Exercise instructions >>
Copy each line that contains the string "Everything", taking them from the material.
(Supplied material begins)
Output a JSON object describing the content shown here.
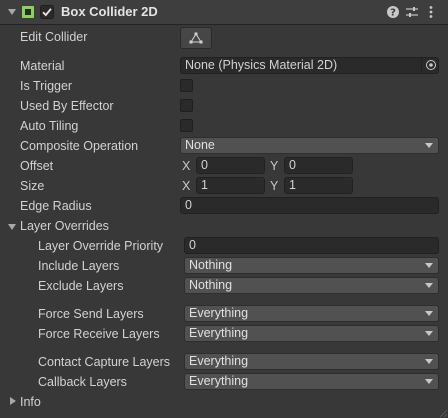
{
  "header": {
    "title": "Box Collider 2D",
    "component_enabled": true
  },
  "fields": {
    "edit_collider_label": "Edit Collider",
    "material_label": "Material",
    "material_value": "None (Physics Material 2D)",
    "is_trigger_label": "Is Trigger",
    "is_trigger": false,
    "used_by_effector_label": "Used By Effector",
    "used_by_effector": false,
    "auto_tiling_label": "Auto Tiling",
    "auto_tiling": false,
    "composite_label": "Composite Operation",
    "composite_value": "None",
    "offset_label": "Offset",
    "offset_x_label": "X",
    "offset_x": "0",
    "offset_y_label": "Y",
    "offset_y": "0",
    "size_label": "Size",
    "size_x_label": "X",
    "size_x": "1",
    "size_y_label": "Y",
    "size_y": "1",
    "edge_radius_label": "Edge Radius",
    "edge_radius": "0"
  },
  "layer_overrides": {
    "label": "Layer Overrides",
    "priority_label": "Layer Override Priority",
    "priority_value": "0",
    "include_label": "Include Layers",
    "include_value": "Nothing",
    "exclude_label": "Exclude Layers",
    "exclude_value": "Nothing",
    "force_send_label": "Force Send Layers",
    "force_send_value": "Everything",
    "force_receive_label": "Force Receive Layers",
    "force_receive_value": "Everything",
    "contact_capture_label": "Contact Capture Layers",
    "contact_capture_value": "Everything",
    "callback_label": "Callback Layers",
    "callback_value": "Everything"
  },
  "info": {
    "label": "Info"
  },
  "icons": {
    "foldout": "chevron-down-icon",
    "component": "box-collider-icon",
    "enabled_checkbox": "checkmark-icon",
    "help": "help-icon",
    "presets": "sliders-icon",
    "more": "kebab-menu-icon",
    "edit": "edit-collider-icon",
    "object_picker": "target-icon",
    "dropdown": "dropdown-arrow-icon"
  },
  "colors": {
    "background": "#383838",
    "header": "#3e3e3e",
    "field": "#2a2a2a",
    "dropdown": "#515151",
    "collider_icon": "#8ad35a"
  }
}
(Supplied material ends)
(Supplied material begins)
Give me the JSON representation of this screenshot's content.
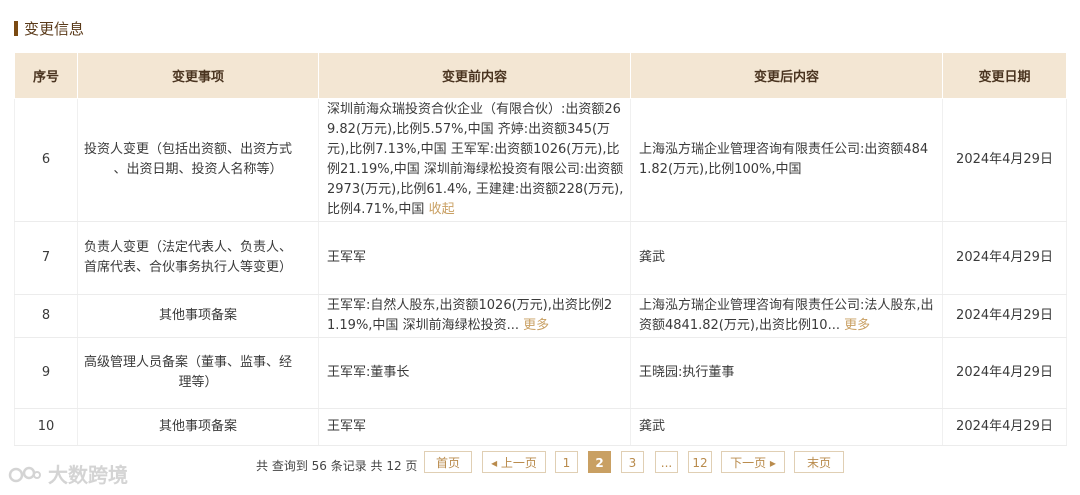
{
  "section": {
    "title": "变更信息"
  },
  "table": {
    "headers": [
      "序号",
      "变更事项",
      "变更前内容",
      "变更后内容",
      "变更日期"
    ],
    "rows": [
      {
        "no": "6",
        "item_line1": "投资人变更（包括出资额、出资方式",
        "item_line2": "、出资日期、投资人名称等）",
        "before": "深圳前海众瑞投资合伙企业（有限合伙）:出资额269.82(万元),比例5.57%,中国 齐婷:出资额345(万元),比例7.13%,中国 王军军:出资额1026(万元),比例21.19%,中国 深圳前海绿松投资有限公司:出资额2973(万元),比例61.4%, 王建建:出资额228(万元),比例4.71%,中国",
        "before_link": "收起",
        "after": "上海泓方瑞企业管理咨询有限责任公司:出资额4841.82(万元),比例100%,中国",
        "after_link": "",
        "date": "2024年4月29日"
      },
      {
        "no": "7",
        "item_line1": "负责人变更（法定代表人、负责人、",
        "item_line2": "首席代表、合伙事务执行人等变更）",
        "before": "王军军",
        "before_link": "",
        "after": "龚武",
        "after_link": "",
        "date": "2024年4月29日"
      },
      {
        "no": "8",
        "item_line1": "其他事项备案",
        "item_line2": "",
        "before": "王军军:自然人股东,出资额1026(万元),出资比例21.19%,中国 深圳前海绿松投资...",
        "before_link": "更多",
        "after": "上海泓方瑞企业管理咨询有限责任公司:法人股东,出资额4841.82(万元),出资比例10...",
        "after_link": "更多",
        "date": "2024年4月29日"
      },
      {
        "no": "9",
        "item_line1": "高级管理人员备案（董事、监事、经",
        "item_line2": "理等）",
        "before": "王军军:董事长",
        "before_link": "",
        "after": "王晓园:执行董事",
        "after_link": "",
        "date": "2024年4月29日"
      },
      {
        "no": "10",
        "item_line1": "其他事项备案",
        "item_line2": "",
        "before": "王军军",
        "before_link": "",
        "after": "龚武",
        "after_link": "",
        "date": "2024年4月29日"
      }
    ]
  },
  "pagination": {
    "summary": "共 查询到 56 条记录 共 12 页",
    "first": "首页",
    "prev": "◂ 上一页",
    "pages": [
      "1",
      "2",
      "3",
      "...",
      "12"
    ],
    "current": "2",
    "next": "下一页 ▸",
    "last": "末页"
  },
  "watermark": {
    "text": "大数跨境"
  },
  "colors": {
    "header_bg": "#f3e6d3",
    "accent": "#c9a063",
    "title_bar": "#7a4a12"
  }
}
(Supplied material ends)
Answer below >>
    "force_send_value": "Everything",
    "force_receive_value": "Everything",
    "contact_capture_value": "Everything",
    "callback_value": "Everything"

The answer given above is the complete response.